Iran boosts military support in Syria

Iran has stepped up support on the ground for Syrian President Bashar al-Assad.

FILE: Pro-regime fighters speak with a rebel fighter in the town of Babbila, a suburb of Damascus, during a cease fire agreement between the group controlling the town and the regime on 17 February, 2014. Picture: AFP.

LONDON/ANKARA - As Syria's war nears the start of its fourth year, Iran has stepped up support on the ground for President Bashar al-Assad, providing elite teams to gather intelligence and train troops, sources with knowledge of military movements say.

This further backing from Tehran, along with deliveries of munitions and equipment from Moscow, is helping to keep Assad in power at a time when neither his own forces nor opposition fighters have a decisive edge on the battlefield.
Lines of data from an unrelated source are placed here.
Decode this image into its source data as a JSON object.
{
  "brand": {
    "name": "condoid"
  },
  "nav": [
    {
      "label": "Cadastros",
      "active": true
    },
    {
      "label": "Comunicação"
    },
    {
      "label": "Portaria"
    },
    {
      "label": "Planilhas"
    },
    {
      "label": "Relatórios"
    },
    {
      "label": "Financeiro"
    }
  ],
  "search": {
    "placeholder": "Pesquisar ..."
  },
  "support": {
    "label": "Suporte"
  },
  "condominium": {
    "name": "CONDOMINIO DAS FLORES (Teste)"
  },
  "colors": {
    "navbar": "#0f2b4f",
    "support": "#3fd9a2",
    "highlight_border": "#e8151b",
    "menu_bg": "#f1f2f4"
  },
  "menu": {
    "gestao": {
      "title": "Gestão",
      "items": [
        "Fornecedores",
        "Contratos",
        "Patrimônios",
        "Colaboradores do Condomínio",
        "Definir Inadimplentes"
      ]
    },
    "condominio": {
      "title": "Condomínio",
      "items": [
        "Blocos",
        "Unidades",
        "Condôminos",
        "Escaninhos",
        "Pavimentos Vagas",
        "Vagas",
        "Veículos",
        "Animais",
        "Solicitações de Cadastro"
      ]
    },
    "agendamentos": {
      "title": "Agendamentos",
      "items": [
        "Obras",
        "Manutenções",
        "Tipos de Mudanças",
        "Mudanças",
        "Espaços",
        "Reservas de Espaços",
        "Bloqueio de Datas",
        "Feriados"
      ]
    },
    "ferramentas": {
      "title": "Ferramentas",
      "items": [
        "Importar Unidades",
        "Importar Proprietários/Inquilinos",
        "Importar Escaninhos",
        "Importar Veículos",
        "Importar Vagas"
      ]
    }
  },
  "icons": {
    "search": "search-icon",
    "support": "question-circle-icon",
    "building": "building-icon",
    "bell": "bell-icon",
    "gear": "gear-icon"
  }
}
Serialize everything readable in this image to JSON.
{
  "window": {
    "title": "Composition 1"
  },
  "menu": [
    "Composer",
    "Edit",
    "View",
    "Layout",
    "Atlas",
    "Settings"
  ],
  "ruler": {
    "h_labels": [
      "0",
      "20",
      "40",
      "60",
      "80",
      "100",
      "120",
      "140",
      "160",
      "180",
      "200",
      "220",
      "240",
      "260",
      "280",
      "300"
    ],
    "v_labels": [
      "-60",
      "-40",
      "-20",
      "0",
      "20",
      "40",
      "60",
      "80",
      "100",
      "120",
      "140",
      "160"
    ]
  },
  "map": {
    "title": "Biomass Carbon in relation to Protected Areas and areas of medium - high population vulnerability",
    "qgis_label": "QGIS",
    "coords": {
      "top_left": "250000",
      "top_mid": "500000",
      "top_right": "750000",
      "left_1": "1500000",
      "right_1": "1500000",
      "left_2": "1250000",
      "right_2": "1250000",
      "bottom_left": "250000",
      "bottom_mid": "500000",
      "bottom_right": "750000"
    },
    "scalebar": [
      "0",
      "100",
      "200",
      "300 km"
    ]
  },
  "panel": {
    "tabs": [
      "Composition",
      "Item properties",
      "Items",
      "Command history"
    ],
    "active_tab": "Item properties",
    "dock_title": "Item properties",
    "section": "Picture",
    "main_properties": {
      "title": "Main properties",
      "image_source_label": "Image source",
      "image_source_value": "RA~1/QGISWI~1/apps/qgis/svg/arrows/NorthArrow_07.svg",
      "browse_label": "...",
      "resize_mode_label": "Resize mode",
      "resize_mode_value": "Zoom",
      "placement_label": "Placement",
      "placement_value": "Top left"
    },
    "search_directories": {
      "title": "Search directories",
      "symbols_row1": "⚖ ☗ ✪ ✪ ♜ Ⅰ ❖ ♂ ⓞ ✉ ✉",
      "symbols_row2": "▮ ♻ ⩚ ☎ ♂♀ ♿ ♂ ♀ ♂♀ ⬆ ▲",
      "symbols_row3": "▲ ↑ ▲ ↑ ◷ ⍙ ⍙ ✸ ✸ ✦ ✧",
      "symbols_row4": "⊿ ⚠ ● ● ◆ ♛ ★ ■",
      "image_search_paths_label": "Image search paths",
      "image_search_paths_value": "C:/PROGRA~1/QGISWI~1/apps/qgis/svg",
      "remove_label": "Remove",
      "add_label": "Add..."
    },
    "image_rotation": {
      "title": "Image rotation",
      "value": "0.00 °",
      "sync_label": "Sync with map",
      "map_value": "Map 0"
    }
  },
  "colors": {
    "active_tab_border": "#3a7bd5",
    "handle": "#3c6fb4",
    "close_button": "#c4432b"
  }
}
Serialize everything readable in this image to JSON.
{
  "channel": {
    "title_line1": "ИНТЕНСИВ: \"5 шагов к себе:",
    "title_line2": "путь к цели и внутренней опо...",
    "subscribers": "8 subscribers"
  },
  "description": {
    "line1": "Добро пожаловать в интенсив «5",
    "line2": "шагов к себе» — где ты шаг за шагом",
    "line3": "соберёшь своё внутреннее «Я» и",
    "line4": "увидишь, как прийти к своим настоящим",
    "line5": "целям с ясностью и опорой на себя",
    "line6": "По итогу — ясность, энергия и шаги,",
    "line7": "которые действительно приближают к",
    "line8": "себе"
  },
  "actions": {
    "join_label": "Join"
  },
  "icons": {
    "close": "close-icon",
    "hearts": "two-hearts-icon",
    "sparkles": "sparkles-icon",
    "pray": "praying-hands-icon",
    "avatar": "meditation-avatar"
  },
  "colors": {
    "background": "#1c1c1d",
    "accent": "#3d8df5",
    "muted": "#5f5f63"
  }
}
Assad's forces have failed to capitalise fully on advances they made last summer with the help of Iran, his major backer in the region, and the Hezbollah fighters that Tehran backs and which have provided important battlefield support for Assad.

But the Syrian leader has drawn comfort from the withdrawal of the threat of US bombing raids following a deal under which he has agreed to give up his chemical weapons.

Shi'ite Iran has already spent billions of dollars propping up Assad in what has turned into a sectarian proxy war with Sunni Arab states. And while the presence of Iranian military personnel in Syria is not new, military experts believe Tehran has in recent months sent in more specialists to enable Assad to outlast his enemies at home and abroad.

Analysts believe this renewed support means Assad felt no need to make concessions at currently deadlocked peace talks in Geneva.


Assad is now benefiting from the deployment by Tehran of hundreds more military specialists to Syria, according to Iranian sources familiar with deployments of military personnel, Syrian opposition sources, and security experts.

These include senior commanders from the elite Quds Force, the external and secretive arm of the powerful Islamic Revolutionary Guard Corps, as well as IRGC members.

Their function is not to fight, but to direct and train Syrian forces and to assist in the gathering of intelligence, according to sources in Iran and outside.

An Iranian foreign ministry official said: "We always have said that we support our Syrian brothers and respect their will ... Iran has never got involved in Syria by providing arms or financially or by sending troops."

A recently retired senior IRGC commander said Iranian forces on the ground included some Arabic speakers. He said top Quds force commanders numbered 60 to 70 at any given time.

These men were tasked with advising and training Assad's military and his commanders, he said. Revolutionary Guards directed the fighting on the instructions of the Quds Force commanders, he added.

The figures could not be independently verified from Syria, but the deaths of at least two IRGC commanders in Syria have been publicly reported.

European and US security officials said hundreds of Iranians were active in Syria advising, training and in some cases commanding Syrian government forces.

Scott Lucas, of EA WorldView, a specialist website on Iran and Syria, said the evidence indicated hundreds of Iranian advisers and trainers were inside Syria at any one time.

"They are trying to work with the Syrians in ramping up the number of (Syrian) troops they can put in the field and making sure those guys can hold the line as well as carry out certain offensive operations," he said.


Iranian and Syrian opposition sources said personnel could enter Syria through the border with Turkey since Iranians did not need visas to enter Turkey. Others come in across the Iraqi border and more senior commanders fly in to Damascus.

A Turkish official said the number of Iranians crossing into Syria had increased in the last few months. Most had non-Iranian passports.

A Syrian opposition source said in recent months Iranian- led forces had begun operating in coastal areas including Tartous and Latakia. They have local ID cards, wear Syrian military fatigues and work with the elite Syrian air force intelligence unit.


In recent weeks Syria has continued to receive arms and military equipment from Russia and via proxies, according to several sources. Those supplies included unmanned spy drones, guided bombs and spare parts for combat craft.

A rebel fighter operating in Homs province with Islamist group Liwa al-Haq said opposition forces knew of Iranian planes flying into Hama airport in central Syria to deliver weapons.

The Syrian opposition source said Latakia airport and port as well as the port in Tartous were used to bring in equipment.

Other supplies included machine guns and ammunition for artillery and tanks, the arms industry source said.